** Opening Data to process block **
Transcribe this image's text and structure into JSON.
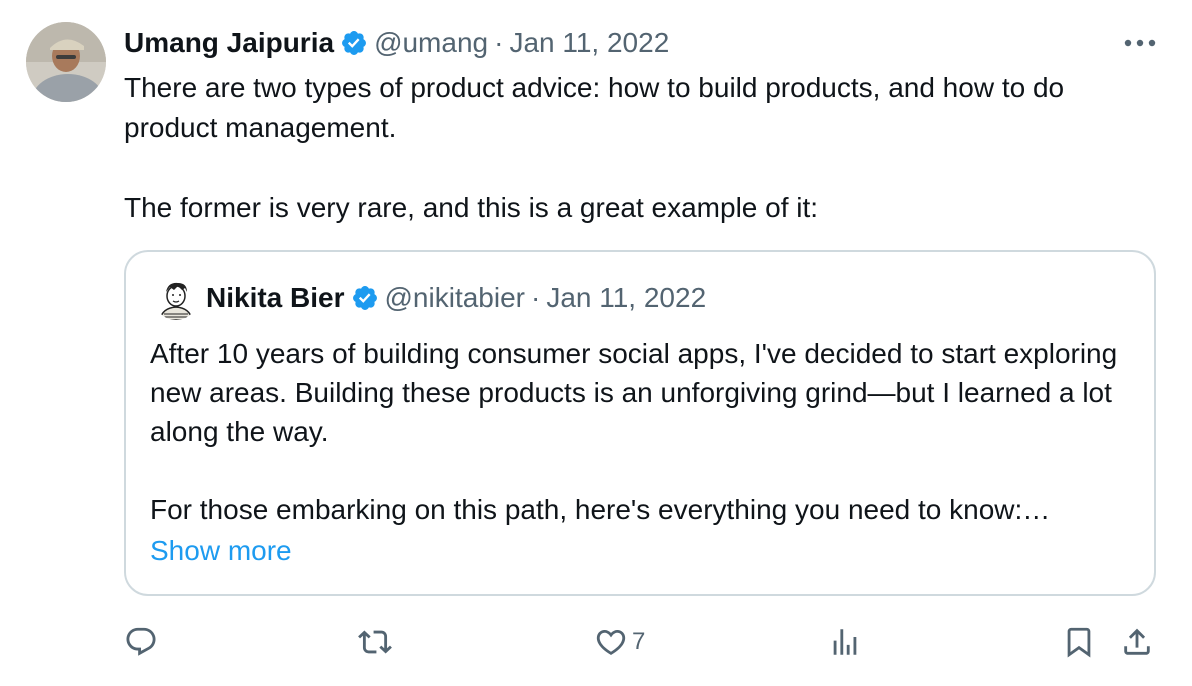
{
  "tweet": {
    "author_name": "Umang Jaipuria",
    "author_handle": "@umang",
    "separator": "·",
    "date": "Jan 11, 2022",
    "text": "There are two types of product advice: how to build products, and how to do product management.\n\nThe former is very rare, and this is a great example of it:"
  },
  "quoted_tweet": {
    "author_name": "Nikita Bier",
    "author_handle": "@nikitabier",
    "separator": "·",
    "date": "Jan 11, 2022",
    "text": "After 10 years of building consumer social apps, I've decided to start exploring new areas. Building these products is an unforgiving grind—but I learned a lot along the way.\n\nFor those embarking on this path, here's everything you need to know:…",
    "show_more_label": "Show more"
  },
  "actions": {
    "reply": {
      "icon": "reply-icon"
    },
    "retweet": {
      "icon": "retweet-icon"
    },
    "like": {
      "icon": "heart-icon",
      "count": "7"
    },
    "views": {
      "icon": "views-icon"
    },
    "bookmark": {
      "icon": "bookmark-icon"
    },
    "share": {
      "icon": "share-icon"
    }
  },
  "colors": {
    "accent": "#1d9bf0",
    "secondary_text": "#536471",
    "border": "#cfd9de"
  }
}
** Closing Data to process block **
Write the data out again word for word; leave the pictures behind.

Transcribe this image's text and structure into JSON.
{
  "tweet": {
    "author_name": "Umang Jaipuria",
    "author_handle": "@umang",
    "separator": "·",
    "date": "Jan 11, 2022",
    "text": "There are two types of product advice: how to build products, and how to do product management.\n\nThe former is very rare, and this is a great example of it:"
  },
  "quoted_tweet": {
    "author_name": "Nikita Bier",
    "author_handle": "@nikitabier",
    "separator": "·",
    "date": "Jan 11, 2022",
    "text": "After 10 years of building consumer social apps, I've decided to start exploring new areas. Building these products is an unforgiving grind—but I learned a lot along the way.\n\nFor those embarking on this path, here's everything you need to know:…",
    "show_more_label": "Show more"
  },
  "actions": {
    "reply": {
      "icon": "reply-icon"
    },
    "retweet": {
      "icon": "retweet-icon"
    },
    "like": {
      "icon": "heart-icon",
      "count": "7"
    },
    "views": {
      "icon": "views-icon"
    },
    "bookmark": {
      "icon": "bookmark-icon"
    },
    "share": {
      "icon": "share-icon"
    }
  },
  "colors": {
    "accent": "#1d9bf0",
    "secondary_text": "#536471",
    "border": "#cfd9de"
  }
}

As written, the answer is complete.